Two different tissue types are found in the spleen, known as white pulp and red pulp. Inside the red pulp, old red blood cells are removed from the circulation and broken down, and platelets are stored. Platelets are involved in blood clotting, and the spleen can release its extra stores in the case of a serious hemorrhage. B and T lymphocytes are found in the white pulp, and these cells have receptors which enable them to recognize and destroy specific antigens.
The spleen is one of the organs in the immune system that it is possible to do without, although after its removal, a patient may be at greater risk of infections. Another such organ is the thymus gland, which is found below the sternum, or breast bone. An adult can live without a thymus, although the gland is necessary in babies if they are to have a functioning immune system. Of all the organs in the immune system, the bone marrow is the one that is essential for life, because without it the body is unable to produce new blood cells.
Although the thymus contributes to immunity throughout life, and continues to produce T lymphocytes into old age, the gland shrinks after puberty. Its activity decreases, and the glandular tissue is replaced by areas of scarring and fat. The most important of the organs in the immune system, the bone marrow, also shrinks with age, with functional tissue being partly replaced by fat. Bone marrow produces what are called stem cells, which can develop into red or white blood cells, or platelets. The white cells, which are involved in disease protection, circulate in the blood, with the lymphocytes entering the lymphatic system.
Millions of new blood cells are produced daily in the bone marrow. New cells are constantly required, especially as some of the white blood cells have a lifespan of only a few days.
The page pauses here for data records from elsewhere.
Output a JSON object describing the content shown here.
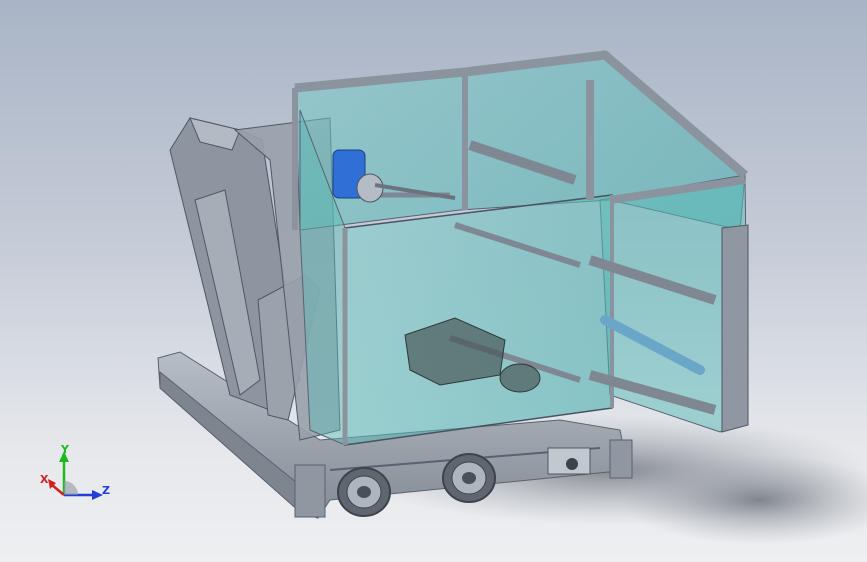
{
  "viewport": {
    "background_top": "#a9b4c6",
    "background_bottom": "#eeeff1",
    "model_colors": {
      "frame": "#9aa3ad",
      "frame_dark": "#6c7480",
      "glass": "#4fb7b4",
      "motor": "#2f6fd6"
    }
  },
  "triad": {
    "x_label": "X",
    "y_label": "Y",
    "z_label": "Z",
    "x_color": "#d21f1f",
    "y_color": "#1fb81f",
    "z_color": "#1f3fd6"
  }
}
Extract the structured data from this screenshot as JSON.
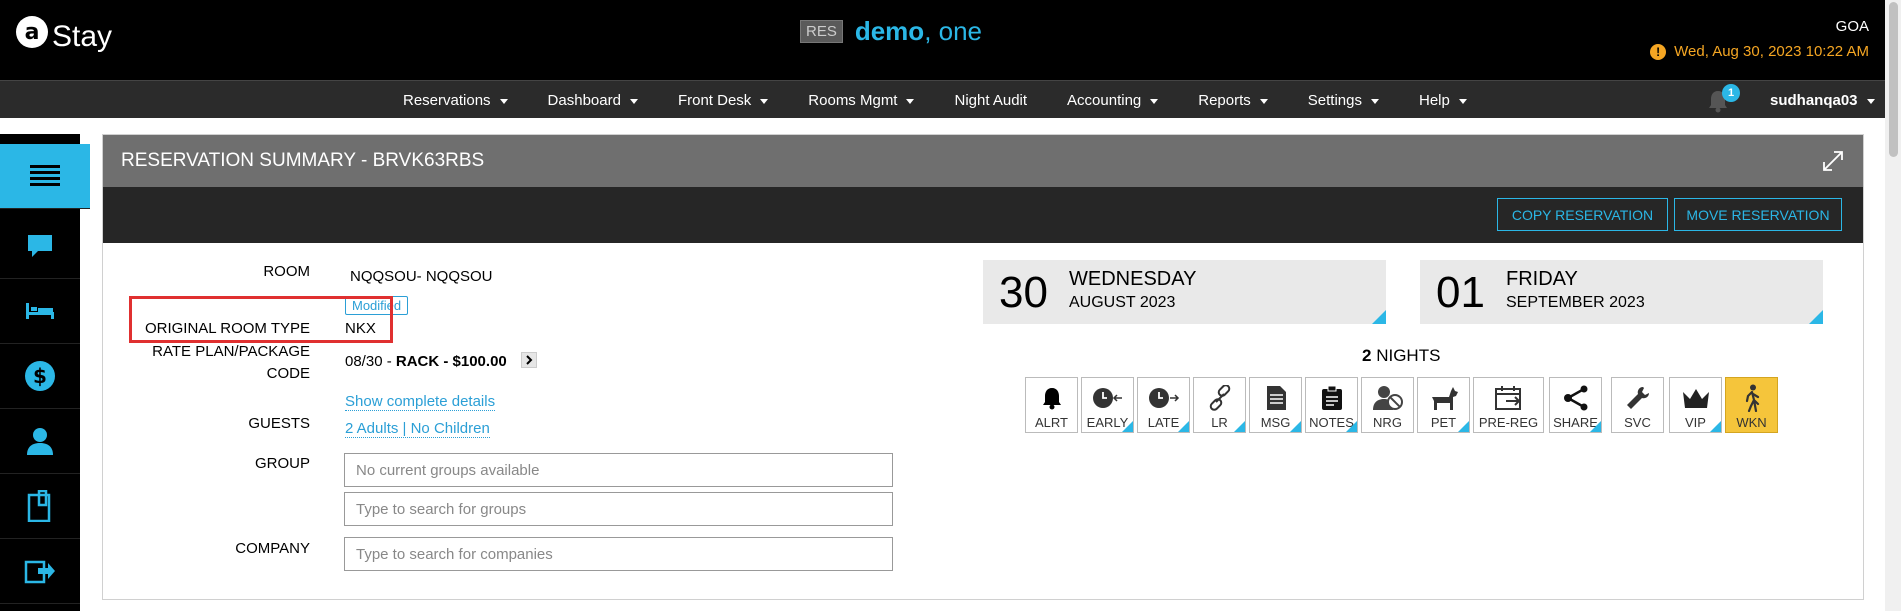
{
  "header": {
    "logo_letter": "a",
    "logo_text": "Stay",
    "env_badge": "RES",
    "property_bold": "demo",
    "property_rest": ", one",
    "location": "GOA",
    "datetime": "Wed, Aug 30, 2023 10:22 AM",
    "warning_icon": "!"
  },
  "nav": {
    "items": [
      "Reservations",
      "Dashboard",
      "Front Desk",
      "Rooms Mgmt",
      "Night Audit",
      "Accounting",
      "Reports",
      "Settings",
      "Help"
    ],
    "notification_count": "1",
    "username": "sudhanqa03"
  },
  "sidebar": {
    "icons": [
      "menu-icon",
      "chat-icon",
      "bed-icon",
      "dollar-icon",
      "person-icon",
      "clipboard-icon",
      "export-icon"
    ]
  },
  "panel": {
    "title": "RESERVATION SUMMARY - BRVK63RBS",
    "copy_btn": "COPY RESERVATION",
    "move_btn": "MOVE RESERVATION"
  },
  "details": {
    "room_label": "ROOM",
    "room_value": "NQQSOU- NQQSOU",
    "modified_tag": "Modified",
    "orig_room_type_label": "ORIGINAL ROOM TYPE",
    "orig_room_type_value": "NKX",
    "rate_label_1": "RATE PLAN/PACKAGE",
    "rate_label_2": "CODE",
    "rate_date": "08/30 - ",
    "rate_value": "RACK - $100.00",
    "show_details": "Show complete details",
    "guests_label": "GUESTS",
    "guests_value": "2 Adults | No Children",
    "group_label": "GROUP",
    "group_placeholder": "No current groups available",
    "group_search_placeholder": "Type to search for groups",
    "company_label": "COMPANY",
    "company_placeholder": "Type to search for companies"
  },
  "dates": {
    "arrival": {
      "num": "30",
      "day": "WEDNESDAY",
      "month": "AUGUST 2023"
    },
    "departure": {
      "num": "01",
      "day": "FRIDAY",
      "month": "SEPTEMBER 2023"
    },
    "nights_count": "2",
    "nights_label": "NIGHTS"
  },
  "flags": [
    {
      "label": "ALRT",
      "icon": "bell-icon"
    },
    {
      "label": "EARLY",
      "icon": "clock-early-icon"
    },
    {
      "label": "LATE",
      "icon": "clock-late-icon"
    },
    {
      "label": "LR",
      "icon": "link-icon"
    },
    {
      "label": "MSG",
      "icon": "document-icon"
    },
    {
      "label": "NOTES",
      "icon": "clipboard-icon"
    },
    {
      "label": "NRG",
      "icon": "no-person-icon"
    },
    {
      "label": "PET",
      "icon": "dog-icon"
    },
    {
      "label": "PRE-REG",
      "icon": "calendar-icon"
    },
    {
      "label": "SHARE",
      "icon": "share-icon"
    },
    {
      "label": "SVC",
      "icon": "wrench-icon"
    },
    {
      "label": "VIP",
      "icon": "crown-icon"
    },
    {
      "label": "WKN",
      "icon": "walk-icon"
    }
  ],
  "colors": {
    "accent": "#2bb7e6",
    "warning": "#f5a623",
    "highlight": "#e03030",
    "active_flag": "#f5c53b"
  }
}
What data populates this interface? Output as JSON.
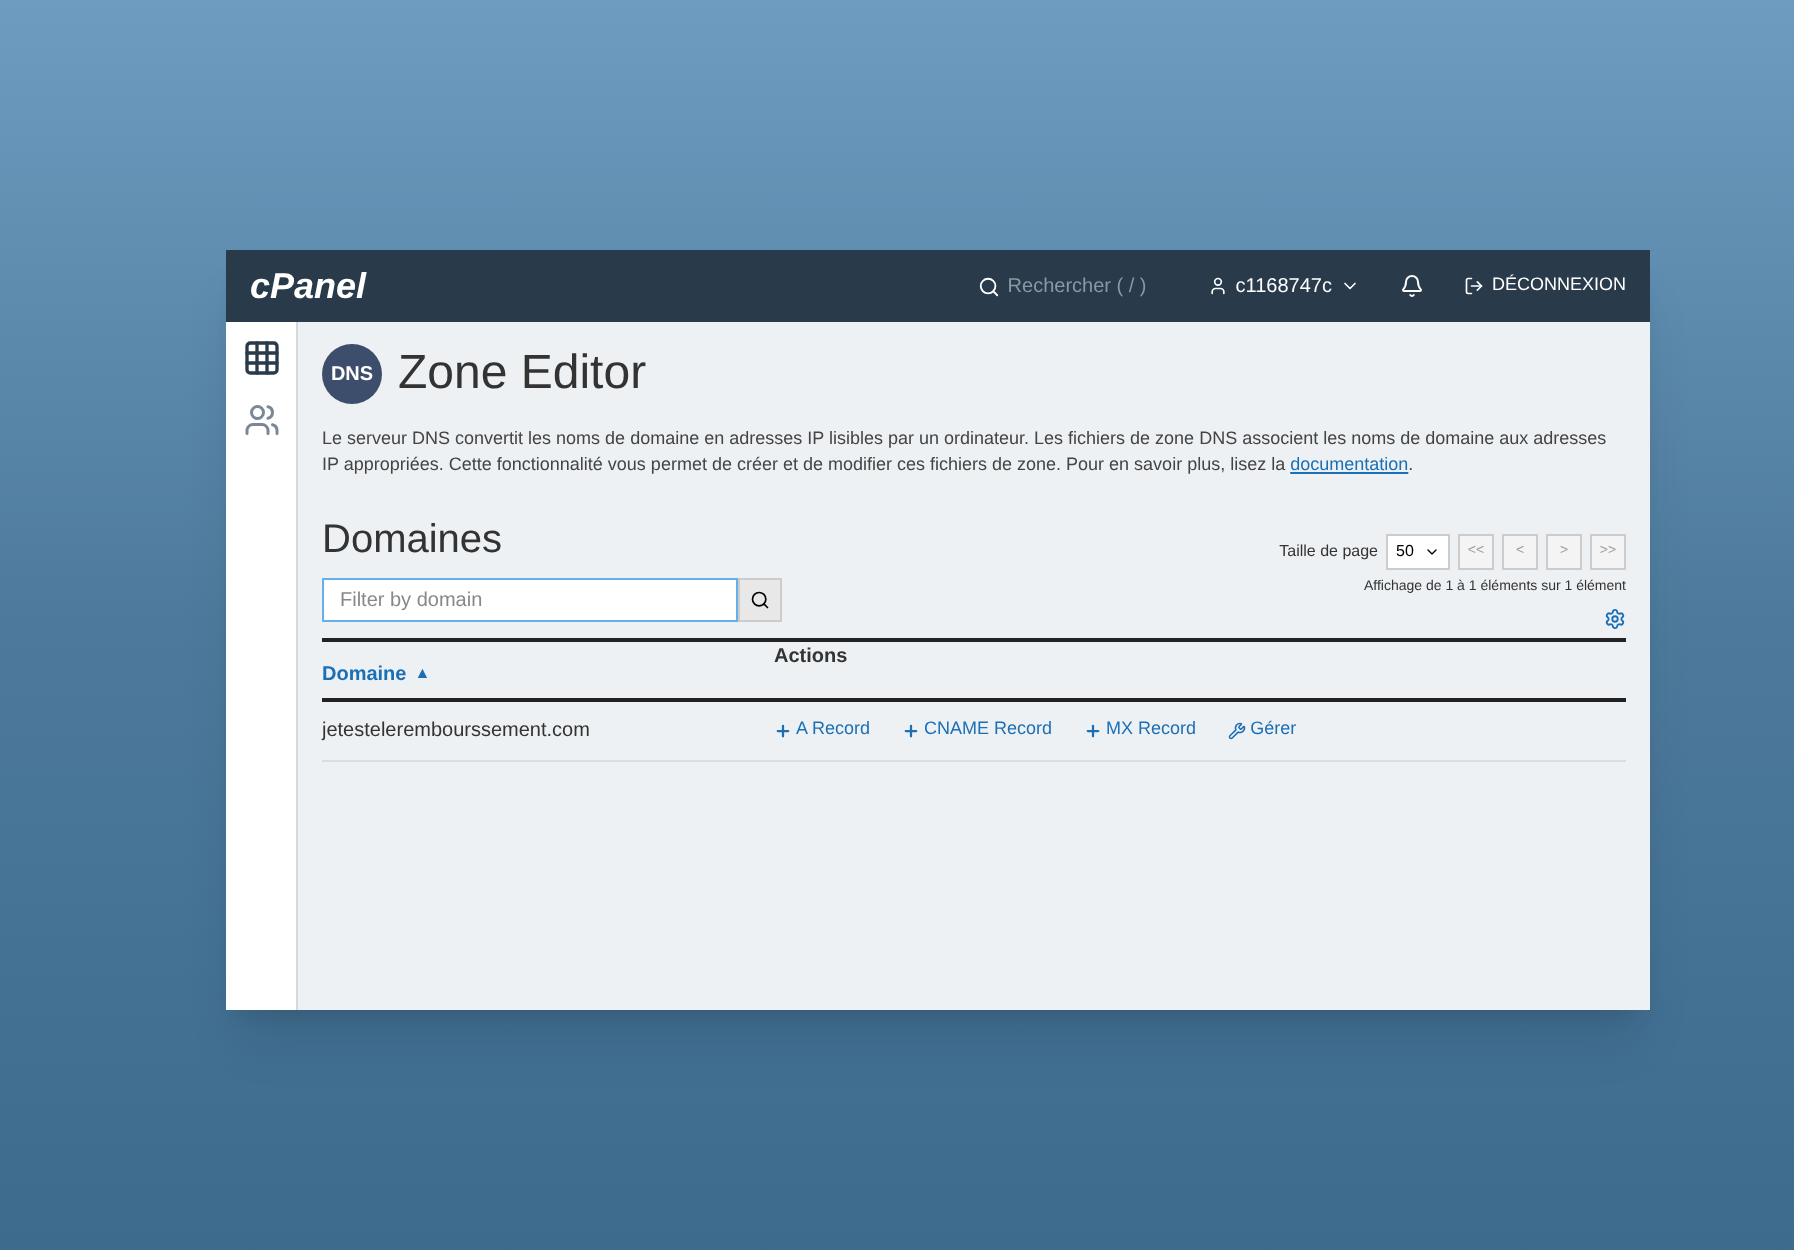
{
  "header": {
    "logo": "cPanel",
    "search": {
      "placeholder": "Rechercher ( / )"
    },
    "user": "c1168747c",
    "logout": "DÉCONNEXION"
  },
  "sidebar": {
    "items": [
      {
        "kind": "grid",
        "selected": true
      },
      {
        "kind": "users",
        "selected": false
      }
    ]
  },
  "page": {
    "icon_label": "DNS",
    "title": "Zone Editor",
    "description": "Le serveur DNS convertit les noms de domaine en adresses IP lisibles par un ordinateur. Les fichiers de zone DNS associent les noms de domaine aux adresses IP appropriées. Cette fonctionnalité vous permet de créer et de modifier ces fichiers de zone. Pour en savoir plus, lisez la",
    "link": "documentation",
    "link_tail": "."
  },
  "domains": {
    "heading": "Domaines",
    "filter": {
      "placeholder": "Filter by domain"
    },
    "page_size_label": "Taille de page",
    "page_size": "50",
    "pager": [
      "<<",
      "<",
      ">",
      ">>"
    ],
    "summary": "Affichage de 1 à 1 éléments sur 1 élément",
    "columns": [
      {
        "label": "Domaine",
        "sort": "▲"
      },
      {
        "label": "Actions"
      }
    ],
    "rows": [
      {
        "domain": "jetestelerembourssement.com",
        "actions": [
          {
            "kind": "add",
            "label": "A Record"
          },
          {
            "kind": "add",
            "label": "CNAME Record"
          },
          {
            "kind": "add",
            "label": "MX Record"
          },
          {
            "kind": "manage",
            "label": "Gérer"
          }
        ]
      }
    ]
  }
}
If bone marrow is destroyed by disease, or an aggressive cancer treatment, a bone marrow transplant may be necessary.